About this task ::
Should a line in the entries below contain "Management", return that line.

Records for the task ::
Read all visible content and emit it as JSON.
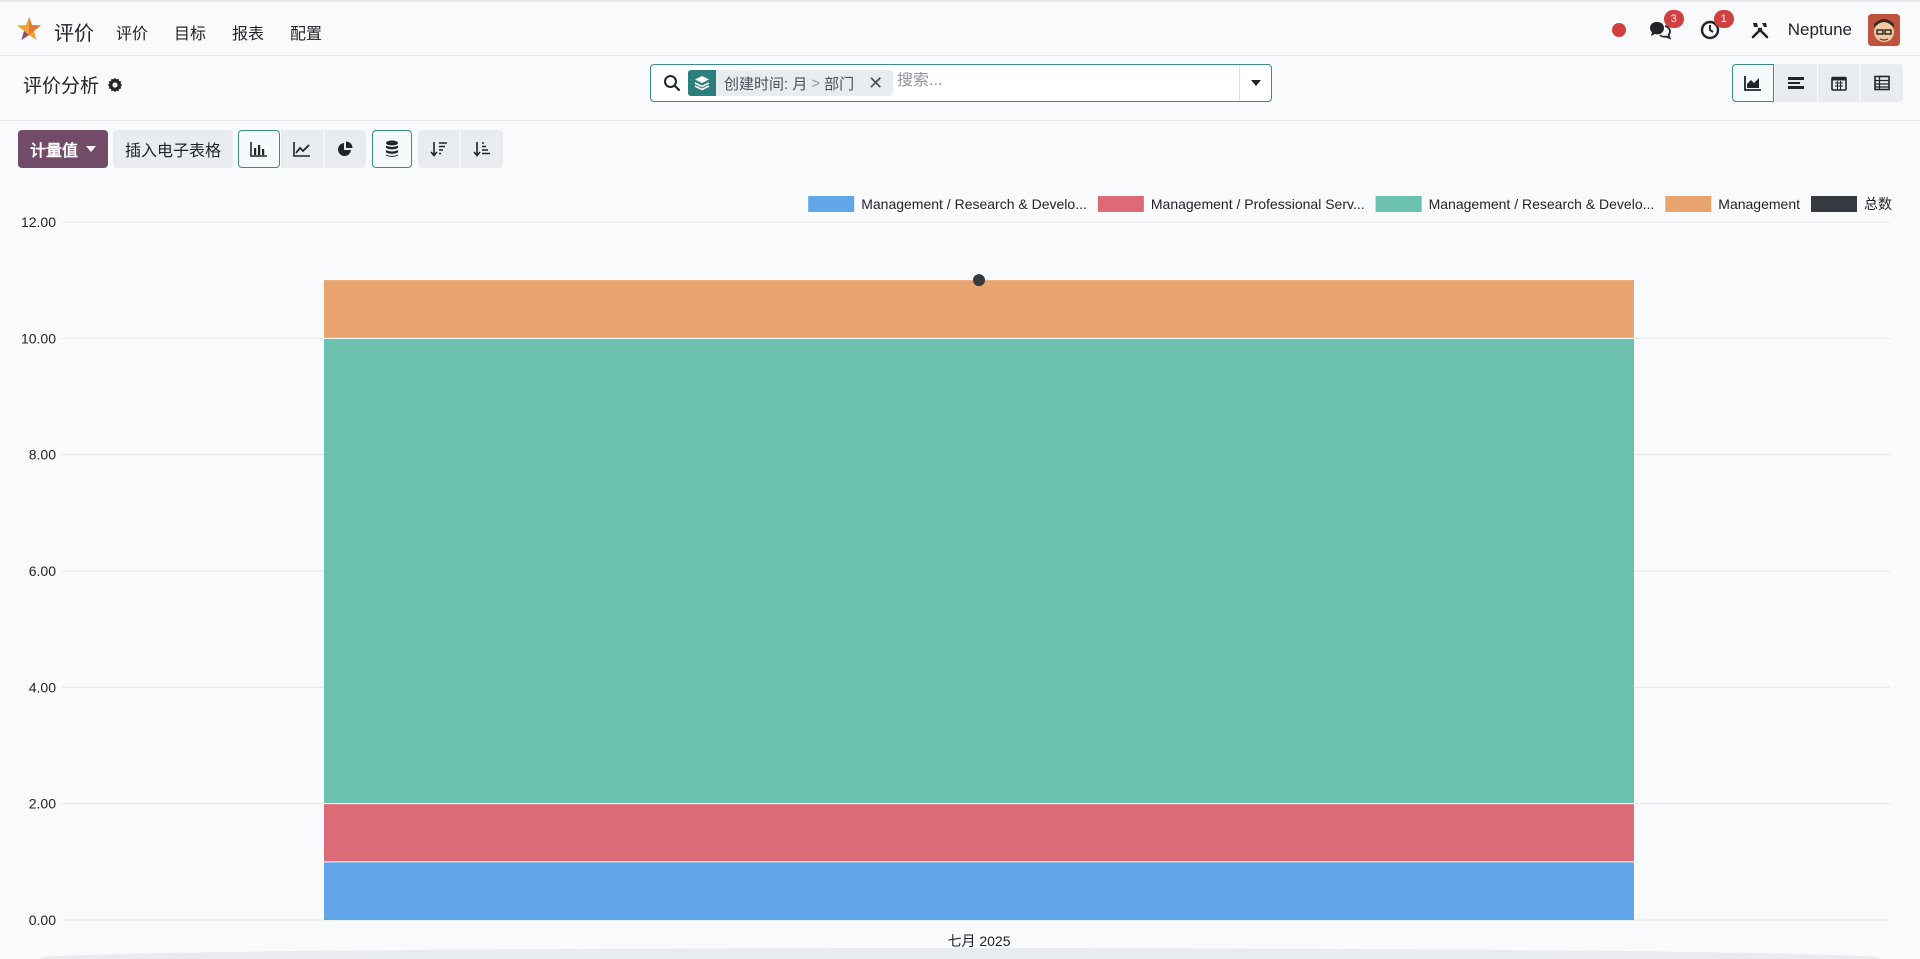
{
  "navbar": {
    "app_name": "评价",
    "menu": [
      "评价",
      "目标",
      "报表",
      "配置"
    ],
    "messages_count": "3",
    "activities_count": "1",
    "company": "Neptune"
  },
  "control": {
    "breadcrumb": "评价分析",
    "facet_part1": "创建时间: 月",
    "facet_sep": ">",
    "facet_part2": "部门",
    "facet_close": "✕",
    "search_placeholder": "搜索..."
  },
  "toolbar": {
    "measure_label": "计量值",
    "spreadsheet_label": "插入电子表格"
  },
  "colors": {
    "primary": "#714b67",
    "accent": "#3a8a85",
    "blue": "#62a6ea",
    "red": "#dc6a77",
    "teal": "#6bc1ae",
    "orange": "#eaa46f",
    "dark": "#343a40"
  },
  "chart_data": {
    "type": "bar",
    "stacked": true,
    "categories": [
      "七月 2025"
    ],
    "series": [
      {
        "name": "Management / Research & Develo...",
        "values": [
          1
        ],
        "color": "#62a6ea"
      },
      {
        "name": "Management / Professional Serv...",
        "values": [
          1
        ],
        "color": "#dc6a77"
      },
      {
        "name": "Management / Research & Develo...",
        "values": [
          8
        ],
        "color": "#6bc1ae"
      },
      {
        "name": "Management",
        "values": [
          1
        ],
        "color": "#eaa46f"
      }
    ],
    "total": {
      "name": "总数",
      "values": [
        11
      ],
      "color": "#343a40"
    },
    "y_ticks": [
      "0.00",
      "2.00",
      "4.00",
      "6.00",
      "8.00",
      "10.00",
      "12.00"
    ],
    "ylim": [
      0,
      12
    ],
    "grid": true,
    "legend_position": "top-right"
  }
}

Output ::
        "name": "Management / Research & Develo...",
        "name": "Management / Professional Serv...",
        "name": "Management / Research & Develo...",
        "name": "Management",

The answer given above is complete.